Though the rest of these wildlife are present here all year, they are nocturnal while the gray squirrel is diurnal. I always feel like the snow cover shows a record of what goes on at night and almost never do I see these wandering critters. There is, however, another kind of nocturnal mammal that I have been seeing often lately: the flying squirrels.
Unfortunately, many of the local flora and fauna are labeled with names that are a bit misleading. Flying squirrels are indeed squirrels, but they do not fly. The only true flying mammals are the bats.
Flying squirrels are tiny, only about the size of chipmunks and smaller than their local cousins, the red squirrels. They possess a fold of skin that attaches from the front legs to the hind legs. This extension of skin gives them a set of “wings” that act as gliders. Normal use of this is to leap from their position, usually high on a tree, and spreading their legs and skin, they are able to soar through the forest. When coming to a vertical tree trunk, they extend their feet for a soft landing. This means of travel in the forests sounds like quite a unique way of movement, but the fact that it is done at night is even more amazing.
Though I have seen flying squirrels in the daytime, they are nearly 100 percent nocturnal. They are well adapted to night travel. In addition to their gliding apparatus, they are also equipped with large nocturnal sensitive eyes and a flat tail that serves as a rudder for steering through the trees. Most of the sounds that I’ve heard from them have been high-pitched squeaks and squeals.
They live in the woods of the Northland and are more common than most of us realize. Indeed, we are one of the few places in the country that has two species of flying squirrels, the northern and southern. Both are gray-brown above with light color beneath. Though each kind is small, the northern, more of a resident of the boreal forests, is a bit larger. The southern live in woods of larger deciduous trees. Though flying squirrels may be living amongst us, we usually don’t see them unless we feed them.
Each winter, I have been putting out sunflower seeds at dusk on an illuminated feeding platform. “If you build it, they will come” and they do. From about 6 p.m. until the gallon of seeds is gone, they glide in and devour this food. Being more gregarious than other tree squirrels, they often snack next to others. But they don’t stand still very long and it is difficult to count them. I’ve seen as many as 15 but the normal is about 10. Most are southern, but I’ve seen some larger northern ones here, too.
As with seeing birds at the feeder, they are just plain interesting to watch.
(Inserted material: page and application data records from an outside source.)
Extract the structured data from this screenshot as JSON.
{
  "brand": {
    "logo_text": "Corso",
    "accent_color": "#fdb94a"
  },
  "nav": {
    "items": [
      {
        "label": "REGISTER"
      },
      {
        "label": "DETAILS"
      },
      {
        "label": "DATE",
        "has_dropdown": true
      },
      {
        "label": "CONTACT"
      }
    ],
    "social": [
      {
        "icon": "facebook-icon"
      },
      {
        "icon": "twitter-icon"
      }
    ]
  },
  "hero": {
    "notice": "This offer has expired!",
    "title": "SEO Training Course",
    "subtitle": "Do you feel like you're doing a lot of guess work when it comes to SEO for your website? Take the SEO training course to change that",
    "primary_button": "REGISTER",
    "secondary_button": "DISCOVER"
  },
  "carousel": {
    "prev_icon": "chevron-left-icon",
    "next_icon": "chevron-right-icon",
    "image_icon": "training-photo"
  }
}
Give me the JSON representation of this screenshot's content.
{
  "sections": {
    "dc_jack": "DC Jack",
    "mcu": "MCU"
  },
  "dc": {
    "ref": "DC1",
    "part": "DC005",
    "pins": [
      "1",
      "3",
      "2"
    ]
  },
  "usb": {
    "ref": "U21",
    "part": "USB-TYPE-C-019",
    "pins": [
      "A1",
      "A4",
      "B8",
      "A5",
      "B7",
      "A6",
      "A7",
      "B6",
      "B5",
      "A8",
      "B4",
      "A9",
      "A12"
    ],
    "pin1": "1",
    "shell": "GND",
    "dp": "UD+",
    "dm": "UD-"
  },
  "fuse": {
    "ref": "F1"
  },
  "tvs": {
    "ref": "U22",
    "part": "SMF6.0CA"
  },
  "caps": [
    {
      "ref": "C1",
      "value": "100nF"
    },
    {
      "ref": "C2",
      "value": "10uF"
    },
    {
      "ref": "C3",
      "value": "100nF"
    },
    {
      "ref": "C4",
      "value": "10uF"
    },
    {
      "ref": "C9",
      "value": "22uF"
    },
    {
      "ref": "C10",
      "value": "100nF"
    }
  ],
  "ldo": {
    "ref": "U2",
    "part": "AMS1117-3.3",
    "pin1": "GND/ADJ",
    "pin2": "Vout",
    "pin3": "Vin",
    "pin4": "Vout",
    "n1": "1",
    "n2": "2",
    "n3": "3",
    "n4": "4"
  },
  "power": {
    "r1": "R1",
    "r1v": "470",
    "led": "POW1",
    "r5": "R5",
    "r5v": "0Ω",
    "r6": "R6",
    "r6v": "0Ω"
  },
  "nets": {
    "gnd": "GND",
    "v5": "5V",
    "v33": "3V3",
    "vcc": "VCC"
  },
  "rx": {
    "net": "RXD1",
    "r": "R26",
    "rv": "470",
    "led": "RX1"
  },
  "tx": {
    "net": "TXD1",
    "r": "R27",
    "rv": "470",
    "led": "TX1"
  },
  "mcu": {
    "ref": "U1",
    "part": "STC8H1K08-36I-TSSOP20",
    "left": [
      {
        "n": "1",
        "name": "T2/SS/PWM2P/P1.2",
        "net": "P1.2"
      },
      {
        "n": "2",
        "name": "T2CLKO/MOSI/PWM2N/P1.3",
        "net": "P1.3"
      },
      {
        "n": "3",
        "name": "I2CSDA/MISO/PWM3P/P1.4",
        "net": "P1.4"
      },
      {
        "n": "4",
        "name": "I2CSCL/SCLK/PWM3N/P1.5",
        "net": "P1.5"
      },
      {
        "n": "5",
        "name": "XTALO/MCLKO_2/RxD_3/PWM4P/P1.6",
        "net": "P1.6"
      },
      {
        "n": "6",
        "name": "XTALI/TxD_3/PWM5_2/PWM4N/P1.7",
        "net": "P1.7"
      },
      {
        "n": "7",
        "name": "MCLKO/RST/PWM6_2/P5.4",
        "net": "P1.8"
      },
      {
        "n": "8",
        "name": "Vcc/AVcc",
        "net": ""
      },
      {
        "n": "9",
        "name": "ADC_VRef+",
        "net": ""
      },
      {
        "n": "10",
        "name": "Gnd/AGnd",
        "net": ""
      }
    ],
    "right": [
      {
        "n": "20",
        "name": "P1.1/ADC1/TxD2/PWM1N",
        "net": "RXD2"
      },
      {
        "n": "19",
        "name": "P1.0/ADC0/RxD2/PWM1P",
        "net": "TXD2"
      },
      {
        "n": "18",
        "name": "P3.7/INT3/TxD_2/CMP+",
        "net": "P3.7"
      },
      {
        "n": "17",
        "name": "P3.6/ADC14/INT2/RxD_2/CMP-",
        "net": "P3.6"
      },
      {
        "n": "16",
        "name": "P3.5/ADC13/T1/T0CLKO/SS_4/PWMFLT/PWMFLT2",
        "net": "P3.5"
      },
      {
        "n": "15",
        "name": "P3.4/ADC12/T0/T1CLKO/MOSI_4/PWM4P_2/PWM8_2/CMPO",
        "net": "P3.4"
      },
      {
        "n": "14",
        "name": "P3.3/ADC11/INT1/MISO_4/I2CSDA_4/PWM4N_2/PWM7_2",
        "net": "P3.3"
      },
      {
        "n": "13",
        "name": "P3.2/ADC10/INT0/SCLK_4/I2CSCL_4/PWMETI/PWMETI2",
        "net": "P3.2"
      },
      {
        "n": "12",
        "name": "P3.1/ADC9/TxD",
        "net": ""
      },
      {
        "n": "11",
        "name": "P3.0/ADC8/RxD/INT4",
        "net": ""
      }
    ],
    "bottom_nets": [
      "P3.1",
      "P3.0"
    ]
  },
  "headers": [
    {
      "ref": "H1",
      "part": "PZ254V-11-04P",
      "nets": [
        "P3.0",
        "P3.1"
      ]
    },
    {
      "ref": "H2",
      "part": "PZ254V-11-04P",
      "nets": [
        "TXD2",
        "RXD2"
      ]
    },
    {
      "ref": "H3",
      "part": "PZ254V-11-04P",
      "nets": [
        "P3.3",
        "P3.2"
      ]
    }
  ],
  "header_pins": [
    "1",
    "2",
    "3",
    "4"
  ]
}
And though this mild December has been making bird-feeding less than normal in the daytime, these flying squirrels make the feeder watching interesting and enjoyable at night.
Retired teacher Larry Weber is the author of several books, including “Butterflies of the North Woods,” “Spiders of the North Woods” and “Webwood.” Contact him c/o email@example.com.